___ Given information

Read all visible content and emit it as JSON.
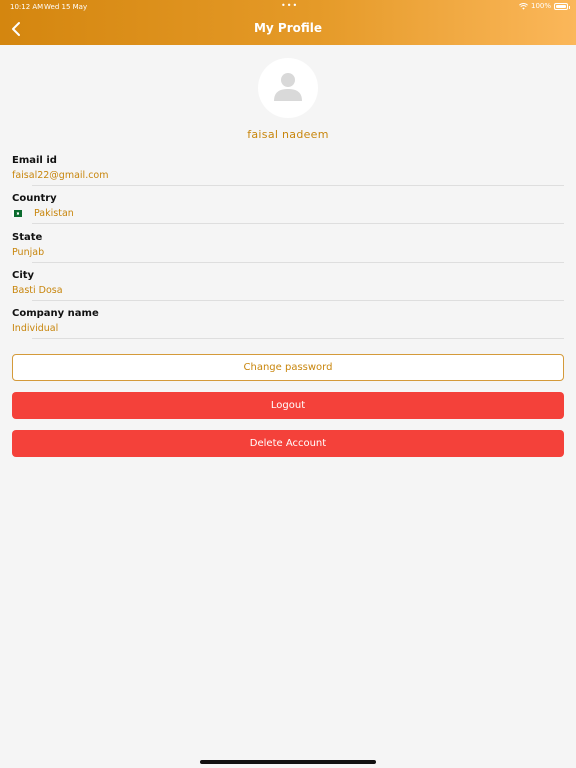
{
  "status_bar": {
    "time": "10:12 AM",
    "date": "Wed 15 May",
    "multitask_dots": "•••",
    "battery": "100%"
  },
  "header": {
    "title": "My Profile",
    "back_icon": "chevron-left-icon"
  },
  "profile": {
    "avatar_icon": "person-icon",
    "name": "faisal nadeem"
  },
  "fields": [
    {
      "label": "Email id",
      "value": "faisal22@gmail.com"
    },
    {
      "label": "Country",
      "value": "Pakistan",
      "icon": "pakistan-flag-icon"
    },
    {
      "label": "State",
      "value": "Punjab"
    },
    {
      "label": "City",
      "value": "Basti Dosa"
    },
    {
      "label": "Company name",
      "value": "Individual"
    }
  ],
  "buttons": {
    "change_password": "Change password",
    "logout": "Logout",
    "delete_account": "Delete Account"
  },
  "colors": {
    "accent": "#c8860d",
    "header_start": "#d4860f",
    "header_end": "#fbb75a",
    "danger": "#f4413a",
    "background": "#f5f5f5"
  }
}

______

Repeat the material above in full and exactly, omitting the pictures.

-- Output --
Read all visible content and emit it as JSON.
{
  "status_bar": {
    "time": "10:12 AM",
    "date": "Wed 15 May",
    "multitask_dots": "•••",
    "battery": "100%"
  },
  "header": {
    "title": "My Profile",
    "back_icon": "chevron-left-icon"
  },
  "profile": {
    "avatar_icon": "person-icon",
    "name": "faisal nadeem"
  },
  "fields": [
    {
      "label": "Email id",
      "value": "faisal22@gmail.com"
    },
    {
      "label": "Country",
      "value": "Pakistan",
      "icon": "pakistan-flag-icon"
    },
    {
      "label": "State",
      "value": "Punjab"
    },
    {
      "label": "City",
      "value": "Basti Dosa"
    },
    {
      "label": "Company name",
      "value": "Individual"
    }
  ],
  "buttons": {
    "change_password": "Change password",
    "logout": "Logout",
    "delete_account": "Delete Account"
  },
  "colors": {
    "accent": "#c8860d",
    "header_start": "#d4860f",
    "header_end": "#fbb75a",
    "danger": "#f4413a",
    "background": "#f5f5f5"
  }
}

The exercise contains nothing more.